Thanks for the replies. I agree with all. Especially what Jasmine12 said about prolonging a pained animal's life for the pet-parent's ease of mind being selfish.
And I'm sorry, Zerafian. I didn't mean to conjure up bad memories for you by asking this hypothetical question.
To answer the question of where donor kidneys are procured, it's much the same as living-donor transplants in people. A cat, like a human, only needs one kidney to function so living donors can continue living after the donation. Often cats, perhaps from the same household, are tested for compatibility. In the case where transplants are done at research universities' veterinary hospitals, compatible research cats are sometimes used. (This brings up a whole other section of ethics as the use of live animals in research is an entirely other topic of conversation.) As far as I can tell, cat transplants are living-donor only, no cadaver organs are harvested.

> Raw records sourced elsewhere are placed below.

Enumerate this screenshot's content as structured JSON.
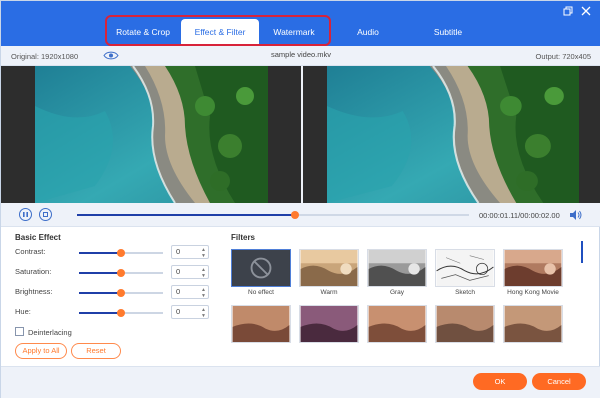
{
  "tabs": [
    {
      "label": "Rotate & Crop"
    },
    {
      "label": "Effect & Filter"
    },
    {
      "label": "Watermark"
    },
    {
      "label": "Audio"
    },
    {
      "label": "Subtitle"
    }
  ],
  "active_tab": "Effect & Filter",
  "highlight_color": "#d8233a",
  "accent_color": "#2a6de4",
  "orange_color": "#ff6a23",
  "info": {
    "original": "Original: 1920x1080",
    "file_name": "sample video.mkv",
    "output": "Output: 720x405"
  },
  "playback": {
    "time": "00:00:01.11/00:00:02.00",
    "progress": 0.555
  },
  "basic_effect": {
    "title": "Basic Effect",
    "controls": [
      {
        "label": "Contrast:",
        "value": "0",
        "level": 0.5
      },
      {
        "label": "Saturation:",
        "value": "0",
        "level": 0.5
      },
      {
        "label": "Brightness:",
        "value": "0",
        "level": 0.5
      },
      {
        "label": "Hue:",
        "value": "0",
        "level": 0.5
      }
    ],
    "deinterlacing_label": "Deinterlacing",
    "deinterlacing_checked": false,
    "apply_all_label": "Apply to All",
    "reset_label": "Reset"
  },
  "filters": {
    "title": "Filters",
    "items": [
      {
        "label": "No effect"
      },
      {
        "label": "Warm"
      },
      {
        "label": "Gray"
      },
      {
        "label": "Sketch"
      },
      {
        "label": "Hong Kong Movie"
      }
    ]
  },
  "footer": {
    "ok_label": "OK",
    "cancel_label": "Cancel"
  },
  "icons": {
    "window_restore": "restore-icon",
    "window_close": "close-icon",
    "preview_toggle": "eye-icon",
    "pause": "pause-icon",
    "stop": "stop-icon",
    "volume": "volume-icon"
  }
}
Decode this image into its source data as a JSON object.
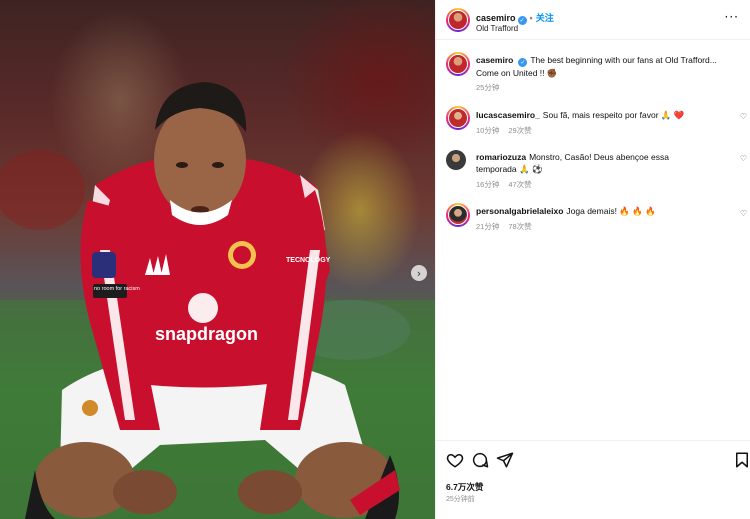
{
  "post": {
    "username": "casemiro",
    "follow_label": "关注",
    "location": "Old Trafford",
    "more_icon": "more-horizontal-icon"
  },
  "caption": {
    "username": "casemiro",
    "text": "The best beginning with our fans at Old Trafford... Come on United !! ✊🏾",
    "time": "25分钟"
  },
  "comments": [
    {
      "username": "lucascasemiro_",
      "text": "Sou fã, mais respeito por favor 🙏 ❤️",
      "time": "10分钟",
      "likes": "29次赞",
      "reply": ""
    },
    {
      "username": "romariozuza",
      "text": "Monstro, Casão! Deus abençoe essa temporada 🙏 ⚽",
      "time": "16分钟",
      "likes": "47次赞",
      "reply": ""
    },
    {
      "username": "personalgabrielaleixo",
      "text": "Joga demais! 🔥 🔥 🔥",
      "time": "21分钟",
      "likes": "78次赞",
      "reply": ""
    }
  ],
  "actions": {
    "like_count": "6.7万次赞",
    "posted_time": "25分钟前"
  },
  "photo": {
    "sponsor_text": "snapdragon",
    "sleeve_badge": "no room for racism",
    "sponsor_sleeve": "TECNOLOGY"
  },
  "colors": {
    "accent": "#0095f6",
    "verified": "#3897f0",
    "kit_red": "#c8102e"
  }
}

As some of you know, I've been through both personally. Not with my cats but as a human patient. I've had three kidney transplants and my most recent period of 3x/wk hemodialysis treatments lasted from 1995 until 2012. And don't think there weren't many, many times especially during the last dialysis period when I didn't consider voluntarily discontinuing treatment and opting for, essentially, euthanasia.
As Calyx rightly pointed out, human renal treatments and those for cats should be considered two different topics entirely because of communication ability, patient understanding, levels of medical advancement, availability of insurance, etc.
But the fact remains, these are still options out there for the grieving pet parent who cannot bring themselves to let go and have the means to pay for them. Again, in most instances it's probably done more for the human than the animal and that is selfish, IMO.
Jeff with the girls, Penny & Nala
RIP Simon, my friend